Managing Hazardous Waste

We strengthen regulations and streamline waste management

Managing Textile Materials Soiled with Hazardous Waste

What are “reusable soiled textile materials?”

“Reusable soiled textile materials” means textile items, including, but not limited to, shop towels, uniforms, gloves, and linens and towels which have become soiled with hazardous waste (e.g., an F- listed solvent) during commercial or industrial use, and are made reusable by laundering or comparable methods of cleaning.

What requirements apply to generators of “reusable soiled textile materials”?

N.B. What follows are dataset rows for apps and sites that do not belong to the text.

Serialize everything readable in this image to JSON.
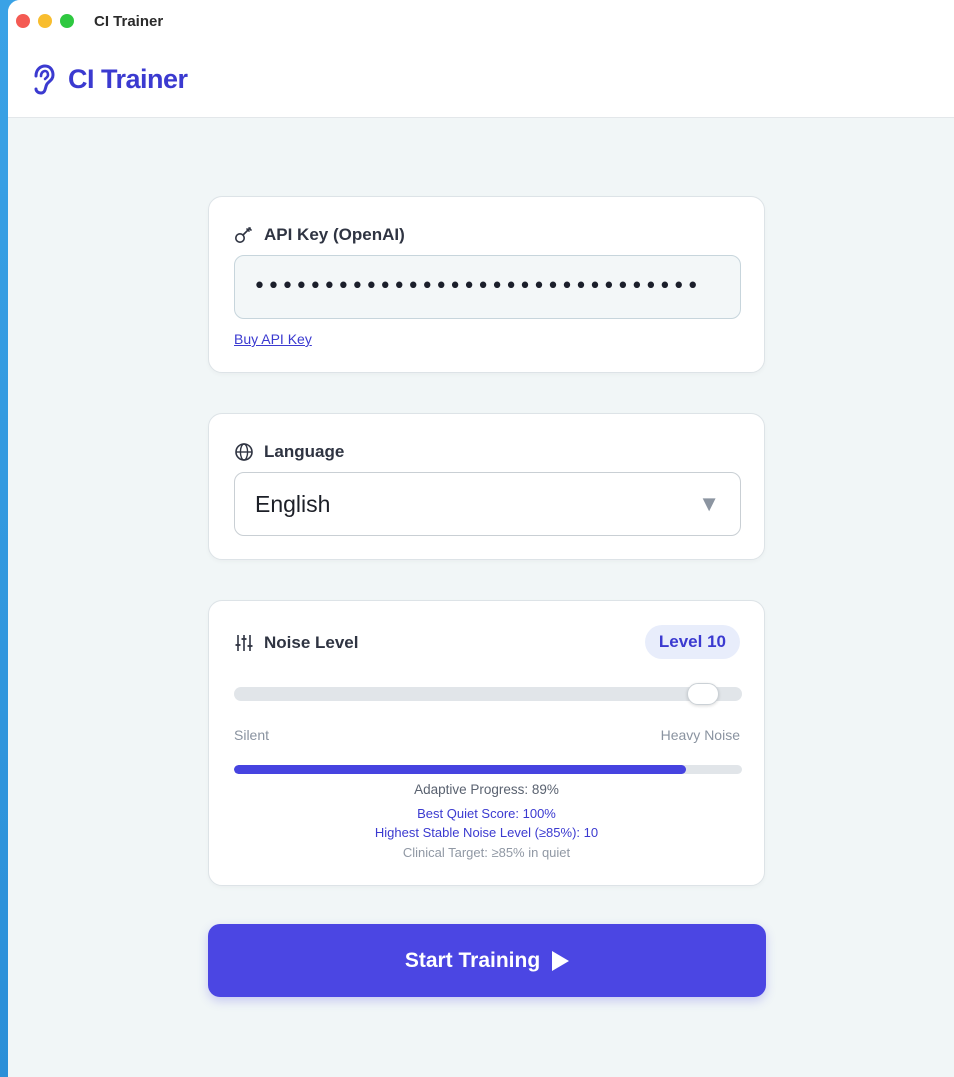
{
  "window": {
    "title": "CI Trainer"
  },
  "app": {
    "brand": "CI Trainer",
    "accent": "#3b3ad0"
  },
  "api_key": {
    "label": "API Key (OpenAI)",
    "value": "••••••••••••••••••••••••••••••••",
    "buy_link": "Buy API Key"
  },
  "language": {
    "label": "Language",
    "selected": "English",
    "caret": "▼"
  },
  "noise": {
    "label": "Noise Level",
    "badge": "Level 10",
    "slider_fraction": 1.0,
    "min_label": "Silent",
    "max_label": "Heavy Noise",
    "progress_fraction": 0.89,
    "adaptive_progress": "Adaptive Progress: 89%",
    "best_quiet": "Best Quiet Score: 100%",
    "highest_stable": "Highest Stable Noise Level (≥85%): 10",
    "clinical_target": "Clinical Target: ≥85% in quiet"
  },
  "start_button": {
    "label": "Start Training"
  },
  "colors": {
    "primary": "#4b46e3",
    "background": "#f1f6f7",
    "muted": "#8a93a0"
  }
}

Generators of reusable soiled textile materials which are soiled with a listed hazardous waste, or which are identified as a characteristic hazardous waste, are subject to Chapter 12 requirements [Standards Applicable to Hazardous Waste Generators (except for the manifest requirement found in Article 2 –See below)] including accumulation time limits, labeling and use of appropriate accumulation units.

However, generators that send such materials for commercial laundering are exempt from the generator fee requirements under section 25205.5 of Health and Safety Code (HSC), the use of a manifest (to transport the textile materials), and hazardous waste transporter requirements under HSC, Article 6 and Article 6.5, if they meet the conditions in HSC 25144.6 including ensuring:

  1. The materials were not used to clean up or control spills;
  2. No hazardous waste has been added after their original use;
  3. No free liquids are released during the transportation or storage; and
  4. The facility laundering or cleaning the materials has a contingency plan and maintains records of the types and quantities of the materials collected and laundered.

Please note: California did not adopt the Federal exclusions for solvent-contaminated wipes.

Can paper products (e.g., paper wipes) qualify for the above exemption as a “reusable soiled textile material”?

No. Reusable soiled textile materials do not include paper products such as paper towels or wipes, because these are not made reusable by laundering or a comparable method of cleaning. Thus, paper products cannot qualify for the exemptions in section 25144.6 of Health and Safety Code.

Any paper product soiled with a listed hazardous waste or which has been identified as a characteristic hazardous waste is subject to Chapter 12 [Standards Applicable to Hazardous Waste Generators] and upon shipment must be transported by a registered hazardous waste transporter using a Uniform Hazardous Waste Manifest.

Are “reusable soiled textile materials” (e.g., rags) soiled with used oil hazardous waste?

It depends. Materials contaminated with used oil are considered used oil if they contain free flowing used oil. A material that meets the definition of used oil must be managed as a hazardous waste. Thus, rags that contain free flowing used oil are hazardous waste, but may be managed under the exemption for “reusable soiled textile materials” under section 25144.6 of Health and Safety Code.

However, if the rags do not contain free flowing used oil they do not meet the definition of used oil and thus may not be hazardous waste if the generator has determined the rags do not exhibit a characteristic of a hazardous waste. In this instance, the rags are nonhazardous and thus not subject to Hazardous Waste Control Laws, including the exemption in section 25144.6 of Health and Safety Code.

Are “reusable soiled textile materials” (e.g., rags), or paper wipes soiled with isopropyl alcohol, hazardous waste?

It depends. Isopropyl alcohol (IPA) is not a RCRA listed hazardous waste solvent; however, it may exhibit the hazardous waste characteristic of ignitability. This particular characteristic applies to the IPA as a liquid. Therefore, if the solvent contaminated rags or paper wipes do not contain free liquids (using the paint filter test) the rags or paper wipes are not hazardous for exhibiting the characteristic of ignitability.